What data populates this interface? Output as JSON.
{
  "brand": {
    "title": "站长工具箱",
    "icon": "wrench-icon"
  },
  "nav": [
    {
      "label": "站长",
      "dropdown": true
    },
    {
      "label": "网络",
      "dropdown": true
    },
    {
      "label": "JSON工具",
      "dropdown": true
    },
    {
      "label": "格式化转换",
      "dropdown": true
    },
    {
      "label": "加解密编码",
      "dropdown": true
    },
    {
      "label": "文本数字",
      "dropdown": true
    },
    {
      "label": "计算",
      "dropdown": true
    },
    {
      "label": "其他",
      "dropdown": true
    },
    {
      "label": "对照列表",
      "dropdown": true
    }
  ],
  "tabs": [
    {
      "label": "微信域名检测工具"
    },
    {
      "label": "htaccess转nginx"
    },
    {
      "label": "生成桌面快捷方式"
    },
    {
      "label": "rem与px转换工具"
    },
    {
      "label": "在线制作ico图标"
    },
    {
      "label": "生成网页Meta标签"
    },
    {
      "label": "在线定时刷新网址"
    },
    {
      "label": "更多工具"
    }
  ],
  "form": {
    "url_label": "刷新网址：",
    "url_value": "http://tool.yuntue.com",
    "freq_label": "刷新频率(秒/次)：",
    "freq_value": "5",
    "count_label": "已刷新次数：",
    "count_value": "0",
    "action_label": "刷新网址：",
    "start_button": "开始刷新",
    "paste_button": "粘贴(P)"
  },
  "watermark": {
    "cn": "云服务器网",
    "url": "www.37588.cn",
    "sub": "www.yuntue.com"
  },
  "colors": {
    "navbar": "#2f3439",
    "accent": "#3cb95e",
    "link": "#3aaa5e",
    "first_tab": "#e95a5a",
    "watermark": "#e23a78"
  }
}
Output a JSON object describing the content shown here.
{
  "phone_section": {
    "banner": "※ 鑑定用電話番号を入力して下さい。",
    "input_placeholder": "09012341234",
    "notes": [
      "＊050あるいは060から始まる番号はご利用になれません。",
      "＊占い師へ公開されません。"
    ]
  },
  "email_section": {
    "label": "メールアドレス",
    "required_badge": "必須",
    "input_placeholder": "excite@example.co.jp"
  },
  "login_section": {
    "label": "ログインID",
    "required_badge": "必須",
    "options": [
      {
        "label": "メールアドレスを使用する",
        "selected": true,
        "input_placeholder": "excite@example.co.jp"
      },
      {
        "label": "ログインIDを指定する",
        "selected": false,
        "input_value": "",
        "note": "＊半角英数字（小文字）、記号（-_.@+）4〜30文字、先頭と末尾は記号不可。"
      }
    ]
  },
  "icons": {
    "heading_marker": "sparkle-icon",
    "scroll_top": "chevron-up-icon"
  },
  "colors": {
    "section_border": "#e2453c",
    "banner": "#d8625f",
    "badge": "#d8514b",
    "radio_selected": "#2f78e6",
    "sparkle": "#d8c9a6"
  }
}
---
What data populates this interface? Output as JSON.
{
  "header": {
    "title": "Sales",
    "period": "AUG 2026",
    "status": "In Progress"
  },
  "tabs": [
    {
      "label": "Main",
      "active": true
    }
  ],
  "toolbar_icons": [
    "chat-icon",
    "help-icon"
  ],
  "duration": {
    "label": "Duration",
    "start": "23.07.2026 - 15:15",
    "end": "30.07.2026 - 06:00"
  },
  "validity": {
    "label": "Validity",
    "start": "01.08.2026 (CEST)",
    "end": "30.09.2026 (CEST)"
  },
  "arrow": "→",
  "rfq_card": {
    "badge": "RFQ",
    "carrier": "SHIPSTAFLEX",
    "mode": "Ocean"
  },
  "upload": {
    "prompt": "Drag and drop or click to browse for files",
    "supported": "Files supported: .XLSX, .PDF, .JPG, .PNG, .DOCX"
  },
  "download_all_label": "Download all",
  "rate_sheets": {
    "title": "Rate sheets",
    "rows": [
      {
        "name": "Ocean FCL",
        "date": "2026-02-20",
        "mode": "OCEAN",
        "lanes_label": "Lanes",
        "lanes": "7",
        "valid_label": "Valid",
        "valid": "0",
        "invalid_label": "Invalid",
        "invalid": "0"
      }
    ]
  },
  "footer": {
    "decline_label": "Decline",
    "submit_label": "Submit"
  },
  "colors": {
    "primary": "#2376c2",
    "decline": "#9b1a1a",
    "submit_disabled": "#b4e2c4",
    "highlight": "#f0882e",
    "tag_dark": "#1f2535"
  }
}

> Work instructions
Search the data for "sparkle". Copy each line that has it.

> Answer space
    "heading_marker": "sparkle-icon",
    "sparkle": "#d8c9a6"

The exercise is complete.